Last weekend, the MIT Men’s Basketball team’s best season in history came to an end with a 56-71 loss to Wisconsin-Whitewater in the Final Four.
The Engineers had an unfortunate dry streak in the second half of the game after ending the first half with a tie, 26-26. A 14-0 run in less than five minutes for Whitewater took MIT from its slight lead of 32-30 to a huge deficit of 42-32. The Engineers’ range shooting was off-target most of the game, only hitting three of 20 from beyond the arc, an incredible low for an MIT team that prides itself in its high 3-point percentage. With an unlucky exterior game, MIT had trouble getting in the paint, as Whitewater had a defensive force in Chris Davis whose height, volume, and strength made it difficult for the Engineers to score down low. Davis also played well on the other end of the court, scoring a total of 30 points.
William Tashman ’13 was able to slip by Davis a few times, scoring three layups off offensive rebounds and playing consistently well throughout the game. MIT’s defense played well, on the other hand, enabling MIT to contain Whitewater to low scoring for most of the game. Whitewater’s end result of 71 points was still decent for the team, but they benefited from the last few minutes of the game because of a free-throw shooting contest.
MIT’s loss was mostly a result of a bad-shooting day — a sad way to end such a great season. They finished with a record that was only doubly tarnished, 29-2, the result of diligence and talent meeting for 5–7 p.m. practices in Rockwell Cage after a full day at MIT. The good news for the fans of the Cambridge, Mass. team is that many of the team’s major components will be back, including Tashman who ended his season with his 12th double-double, scoring 15 points and grabbing 14 rebounds, Mitchell Kates ’13 who played a strong tournament and is credited for being the organizational and leading force of the team’s offense, Noel Hollingsworth ’12 who owns an “unblockable” hook shot, as verified by Davis in the Final Four game whose stellar defensive effort could not match Hollingsworth’s skilled move, James Karraker ’12 who holds the Institute’s career record for 3-pointers, along with a host of rising stars like Paul Dawson ’15 who received a standing ovation from the crowd for his performance during the Final Four game.
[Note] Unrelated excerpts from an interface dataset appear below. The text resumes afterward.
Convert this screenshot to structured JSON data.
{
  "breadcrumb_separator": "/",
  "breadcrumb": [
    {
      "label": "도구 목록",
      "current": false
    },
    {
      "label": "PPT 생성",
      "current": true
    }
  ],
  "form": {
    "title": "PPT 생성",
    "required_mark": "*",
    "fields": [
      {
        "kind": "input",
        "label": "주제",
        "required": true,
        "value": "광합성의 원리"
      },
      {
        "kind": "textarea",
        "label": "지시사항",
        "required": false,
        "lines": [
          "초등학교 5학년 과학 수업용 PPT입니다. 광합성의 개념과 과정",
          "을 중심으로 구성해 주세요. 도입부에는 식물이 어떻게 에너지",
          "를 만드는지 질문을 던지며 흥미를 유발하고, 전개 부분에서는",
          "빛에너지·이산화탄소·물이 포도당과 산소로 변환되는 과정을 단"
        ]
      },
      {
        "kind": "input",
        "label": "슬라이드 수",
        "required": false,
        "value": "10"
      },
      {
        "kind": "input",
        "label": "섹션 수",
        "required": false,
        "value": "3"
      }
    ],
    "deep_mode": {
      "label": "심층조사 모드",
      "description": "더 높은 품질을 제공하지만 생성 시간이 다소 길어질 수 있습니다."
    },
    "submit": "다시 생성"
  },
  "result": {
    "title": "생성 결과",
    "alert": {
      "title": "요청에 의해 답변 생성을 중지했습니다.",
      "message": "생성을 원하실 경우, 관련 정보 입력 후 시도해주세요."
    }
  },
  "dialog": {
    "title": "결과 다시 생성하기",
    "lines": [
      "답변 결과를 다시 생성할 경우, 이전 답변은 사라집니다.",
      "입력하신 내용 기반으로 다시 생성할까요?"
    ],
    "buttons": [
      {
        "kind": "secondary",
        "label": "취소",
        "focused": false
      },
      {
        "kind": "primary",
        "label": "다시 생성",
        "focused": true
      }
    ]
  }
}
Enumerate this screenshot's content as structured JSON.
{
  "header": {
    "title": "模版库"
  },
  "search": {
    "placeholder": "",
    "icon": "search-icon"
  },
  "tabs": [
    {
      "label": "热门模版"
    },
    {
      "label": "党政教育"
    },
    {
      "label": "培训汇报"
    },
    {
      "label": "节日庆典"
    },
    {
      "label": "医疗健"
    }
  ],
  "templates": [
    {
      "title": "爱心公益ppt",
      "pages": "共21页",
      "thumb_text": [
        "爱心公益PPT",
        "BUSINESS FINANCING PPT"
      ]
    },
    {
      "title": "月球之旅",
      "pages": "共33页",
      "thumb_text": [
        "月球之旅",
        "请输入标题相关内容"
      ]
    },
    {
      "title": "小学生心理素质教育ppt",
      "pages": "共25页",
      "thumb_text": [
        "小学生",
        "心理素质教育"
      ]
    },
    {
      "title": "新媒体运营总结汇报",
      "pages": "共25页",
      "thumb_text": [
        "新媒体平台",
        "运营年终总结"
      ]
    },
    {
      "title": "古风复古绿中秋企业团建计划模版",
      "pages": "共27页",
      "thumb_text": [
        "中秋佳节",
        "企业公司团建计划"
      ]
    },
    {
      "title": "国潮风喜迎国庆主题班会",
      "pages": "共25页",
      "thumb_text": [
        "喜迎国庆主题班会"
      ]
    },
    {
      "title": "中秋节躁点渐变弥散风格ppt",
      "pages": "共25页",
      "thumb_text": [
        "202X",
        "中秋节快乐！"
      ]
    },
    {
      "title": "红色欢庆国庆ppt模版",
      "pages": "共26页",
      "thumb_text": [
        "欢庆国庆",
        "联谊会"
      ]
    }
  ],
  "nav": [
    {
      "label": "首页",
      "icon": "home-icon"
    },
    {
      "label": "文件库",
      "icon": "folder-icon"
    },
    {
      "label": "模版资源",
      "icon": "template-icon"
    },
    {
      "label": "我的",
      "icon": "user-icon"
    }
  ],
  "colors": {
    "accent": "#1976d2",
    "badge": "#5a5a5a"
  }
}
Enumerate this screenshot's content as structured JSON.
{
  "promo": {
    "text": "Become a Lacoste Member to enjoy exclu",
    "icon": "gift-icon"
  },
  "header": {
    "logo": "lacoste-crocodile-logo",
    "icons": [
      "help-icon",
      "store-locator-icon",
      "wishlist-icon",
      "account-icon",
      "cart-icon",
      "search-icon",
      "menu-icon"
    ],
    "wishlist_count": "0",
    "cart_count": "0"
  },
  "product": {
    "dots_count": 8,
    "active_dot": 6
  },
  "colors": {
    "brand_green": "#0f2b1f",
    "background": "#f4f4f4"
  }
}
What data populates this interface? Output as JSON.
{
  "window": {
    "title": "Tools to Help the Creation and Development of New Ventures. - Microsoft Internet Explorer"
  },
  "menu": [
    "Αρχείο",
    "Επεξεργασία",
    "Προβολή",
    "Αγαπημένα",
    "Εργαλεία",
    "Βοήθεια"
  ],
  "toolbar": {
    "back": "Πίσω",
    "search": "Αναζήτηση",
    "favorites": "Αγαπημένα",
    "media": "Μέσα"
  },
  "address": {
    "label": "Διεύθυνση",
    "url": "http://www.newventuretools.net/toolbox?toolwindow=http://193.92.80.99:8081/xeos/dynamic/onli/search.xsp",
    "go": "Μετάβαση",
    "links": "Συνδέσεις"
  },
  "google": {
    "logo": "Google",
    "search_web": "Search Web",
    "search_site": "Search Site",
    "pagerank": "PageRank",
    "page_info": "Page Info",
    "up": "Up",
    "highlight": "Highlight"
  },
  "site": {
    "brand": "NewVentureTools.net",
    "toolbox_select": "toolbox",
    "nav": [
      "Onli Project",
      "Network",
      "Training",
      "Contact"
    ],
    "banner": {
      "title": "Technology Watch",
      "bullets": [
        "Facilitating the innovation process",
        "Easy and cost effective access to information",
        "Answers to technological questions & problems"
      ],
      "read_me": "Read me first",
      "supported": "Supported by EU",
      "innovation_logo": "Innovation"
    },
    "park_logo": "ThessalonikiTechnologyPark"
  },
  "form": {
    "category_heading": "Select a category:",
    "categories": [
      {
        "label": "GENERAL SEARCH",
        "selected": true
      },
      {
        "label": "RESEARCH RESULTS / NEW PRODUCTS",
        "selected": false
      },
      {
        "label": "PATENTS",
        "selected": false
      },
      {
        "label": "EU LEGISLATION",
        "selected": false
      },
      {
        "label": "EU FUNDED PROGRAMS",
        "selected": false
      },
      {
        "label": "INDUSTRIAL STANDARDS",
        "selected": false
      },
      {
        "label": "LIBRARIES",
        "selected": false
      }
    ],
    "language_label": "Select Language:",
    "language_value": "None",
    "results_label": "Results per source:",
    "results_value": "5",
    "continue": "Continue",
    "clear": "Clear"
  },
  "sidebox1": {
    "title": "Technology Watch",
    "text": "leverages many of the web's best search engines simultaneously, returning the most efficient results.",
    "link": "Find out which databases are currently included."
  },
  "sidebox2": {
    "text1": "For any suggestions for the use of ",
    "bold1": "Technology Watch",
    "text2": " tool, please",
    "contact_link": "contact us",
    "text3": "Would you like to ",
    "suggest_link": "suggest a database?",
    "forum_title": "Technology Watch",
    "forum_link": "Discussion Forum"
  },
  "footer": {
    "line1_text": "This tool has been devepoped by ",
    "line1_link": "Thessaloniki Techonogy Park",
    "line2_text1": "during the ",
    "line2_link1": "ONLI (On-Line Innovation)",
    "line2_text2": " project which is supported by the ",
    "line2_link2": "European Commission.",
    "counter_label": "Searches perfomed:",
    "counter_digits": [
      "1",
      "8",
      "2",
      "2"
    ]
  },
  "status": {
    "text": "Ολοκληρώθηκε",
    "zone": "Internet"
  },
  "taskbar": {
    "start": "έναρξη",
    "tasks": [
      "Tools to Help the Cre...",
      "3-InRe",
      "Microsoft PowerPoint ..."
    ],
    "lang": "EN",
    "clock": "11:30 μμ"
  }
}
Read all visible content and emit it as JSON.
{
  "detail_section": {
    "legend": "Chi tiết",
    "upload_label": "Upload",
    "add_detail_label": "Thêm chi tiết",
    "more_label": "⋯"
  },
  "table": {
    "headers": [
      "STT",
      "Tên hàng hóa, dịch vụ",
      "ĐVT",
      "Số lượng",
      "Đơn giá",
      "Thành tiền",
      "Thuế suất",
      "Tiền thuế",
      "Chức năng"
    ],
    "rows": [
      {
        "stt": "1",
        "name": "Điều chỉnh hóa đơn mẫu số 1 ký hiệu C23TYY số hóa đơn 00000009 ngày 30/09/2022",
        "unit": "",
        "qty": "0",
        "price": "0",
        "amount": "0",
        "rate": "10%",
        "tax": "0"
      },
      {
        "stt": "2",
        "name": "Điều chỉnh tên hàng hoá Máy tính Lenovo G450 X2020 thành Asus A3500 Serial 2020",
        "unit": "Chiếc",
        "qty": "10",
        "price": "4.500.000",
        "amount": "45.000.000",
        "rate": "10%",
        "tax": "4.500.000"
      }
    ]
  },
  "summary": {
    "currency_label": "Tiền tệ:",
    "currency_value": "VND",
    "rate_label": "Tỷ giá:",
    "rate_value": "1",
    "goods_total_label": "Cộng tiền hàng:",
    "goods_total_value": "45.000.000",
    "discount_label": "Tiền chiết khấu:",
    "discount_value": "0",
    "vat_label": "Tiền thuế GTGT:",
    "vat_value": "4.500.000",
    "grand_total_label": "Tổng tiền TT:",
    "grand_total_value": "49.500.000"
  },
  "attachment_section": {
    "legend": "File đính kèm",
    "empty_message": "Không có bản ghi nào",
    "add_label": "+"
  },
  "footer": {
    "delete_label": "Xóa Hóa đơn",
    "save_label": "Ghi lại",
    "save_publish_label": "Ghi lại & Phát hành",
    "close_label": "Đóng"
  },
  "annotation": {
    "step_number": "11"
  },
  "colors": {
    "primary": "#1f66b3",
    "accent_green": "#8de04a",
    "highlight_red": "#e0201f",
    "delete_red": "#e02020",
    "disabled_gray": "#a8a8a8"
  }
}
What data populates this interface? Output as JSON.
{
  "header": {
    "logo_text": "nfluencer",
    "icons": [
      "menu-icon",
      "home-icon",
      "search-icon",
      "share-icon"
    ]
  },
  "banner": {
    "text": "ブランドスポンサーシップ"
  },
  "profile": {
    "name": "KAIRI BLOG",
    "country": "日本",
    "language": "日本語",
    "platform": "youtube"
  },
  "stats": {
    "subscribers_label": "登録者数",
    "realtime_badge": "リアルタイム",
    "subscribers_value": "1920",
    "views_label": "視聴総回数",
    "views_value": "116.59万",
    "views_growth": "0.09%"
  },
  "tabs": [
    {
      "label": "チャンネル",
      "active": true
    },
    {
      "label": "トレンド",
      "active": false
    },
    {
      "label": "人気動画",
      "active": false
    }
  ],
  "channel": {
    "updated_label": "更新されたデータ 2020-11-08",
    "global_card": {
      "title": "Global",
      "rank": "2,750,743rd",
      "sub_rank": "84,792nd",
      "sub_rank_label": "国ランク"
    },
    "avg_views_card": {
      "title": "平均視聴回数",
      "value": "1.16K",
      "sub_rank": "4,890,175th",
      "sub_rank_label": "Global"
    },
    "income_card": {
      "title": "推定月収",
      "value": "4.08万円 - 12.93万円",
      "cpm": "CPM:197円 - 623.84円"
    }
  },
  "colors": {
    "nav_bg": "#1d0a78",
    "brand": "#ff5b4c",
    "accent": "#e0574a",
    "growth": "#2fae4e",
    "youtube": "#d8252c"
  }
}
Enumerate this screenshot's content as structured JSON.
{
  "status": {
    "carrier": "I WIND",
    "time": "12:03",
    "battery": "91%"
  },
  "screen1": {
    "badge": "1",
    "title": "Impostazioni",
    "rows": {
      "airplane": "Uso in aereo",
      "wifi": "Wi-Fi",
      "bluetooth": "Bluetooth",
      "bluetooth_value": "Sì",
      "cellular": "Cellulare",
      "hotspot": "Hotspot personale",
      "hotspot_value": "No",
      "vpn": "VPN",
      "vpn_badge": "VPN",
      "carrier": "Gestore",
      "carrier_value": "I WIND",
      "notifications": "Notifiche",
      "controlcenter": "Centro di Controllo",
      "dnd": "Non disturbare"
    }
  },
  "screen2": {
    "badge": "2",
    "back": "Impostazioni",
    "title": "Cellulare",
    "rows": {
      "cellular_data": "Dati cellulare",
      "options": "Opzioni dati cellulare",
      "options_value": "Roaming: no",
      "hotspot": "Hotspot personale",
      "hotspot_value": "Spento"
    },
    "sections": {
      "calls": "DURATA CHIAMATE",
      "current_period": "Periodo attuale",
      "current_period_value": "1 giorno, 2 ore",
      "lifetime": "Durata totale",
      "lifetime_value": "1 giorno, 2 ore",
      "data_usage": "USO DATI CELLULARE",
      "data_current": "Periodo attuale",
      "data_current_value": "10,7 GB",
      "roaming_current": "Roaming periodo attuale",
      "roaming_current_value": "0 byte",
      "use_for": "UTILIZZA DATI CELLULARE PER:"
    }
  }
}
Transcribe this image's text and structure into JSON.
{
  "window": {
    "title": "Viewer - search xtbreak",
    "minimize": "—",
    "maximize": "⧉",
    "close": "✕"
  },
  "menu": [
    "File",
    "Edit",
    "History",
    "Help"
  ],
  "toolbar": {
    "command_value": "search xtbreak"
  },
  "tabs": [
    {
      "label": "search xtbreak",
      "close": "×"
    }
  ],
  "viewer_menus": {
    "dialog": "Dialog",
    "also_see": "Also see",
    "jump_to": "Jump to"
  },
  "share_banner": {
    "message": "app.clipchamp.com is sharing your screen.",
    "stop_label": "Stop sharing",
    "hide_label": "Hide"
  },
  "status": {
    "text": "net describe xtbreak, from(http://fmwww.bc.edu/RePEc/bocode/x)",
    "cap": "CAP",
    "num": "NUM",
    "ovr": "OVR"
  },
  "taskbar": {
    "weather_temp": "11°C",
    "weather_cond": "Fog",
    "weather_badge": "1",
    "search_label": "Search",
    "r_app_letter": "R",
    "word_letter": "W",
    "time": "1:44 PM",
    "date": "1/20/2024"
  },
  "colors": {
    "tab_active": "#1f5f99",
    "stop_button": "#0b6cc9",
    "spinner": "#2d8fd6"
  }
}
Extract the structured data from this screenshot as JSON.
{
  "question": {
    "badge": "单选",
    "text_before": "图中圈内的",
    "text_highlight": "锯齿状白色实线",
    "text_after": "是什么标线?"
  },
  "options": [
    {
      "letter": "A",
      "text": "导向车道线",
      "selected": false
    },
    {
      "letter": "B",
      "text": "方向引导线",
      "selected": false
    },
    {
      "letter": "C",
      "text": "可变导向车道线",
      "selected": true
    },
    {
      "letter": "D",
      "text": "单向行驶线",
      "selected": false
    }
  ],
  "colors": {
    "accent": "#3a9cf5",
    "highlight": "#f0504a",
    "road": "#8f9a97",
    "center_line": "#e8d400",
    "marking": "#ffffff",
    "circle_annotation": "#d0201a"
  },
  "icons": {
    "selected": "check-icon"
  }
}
As coach Paul Grant said, “The word is getting out. It’s going to take a while, but anyone who has been in and around this program for the past five years knows that this is a program on a meteoric rise [that] shows no sign of waning.” MIT is on the radar and on the move; the team’s performance this year warranted its first entrance into the Final Four — looking ahead, it doesn’t look like it will be the team’s last visit to nationals.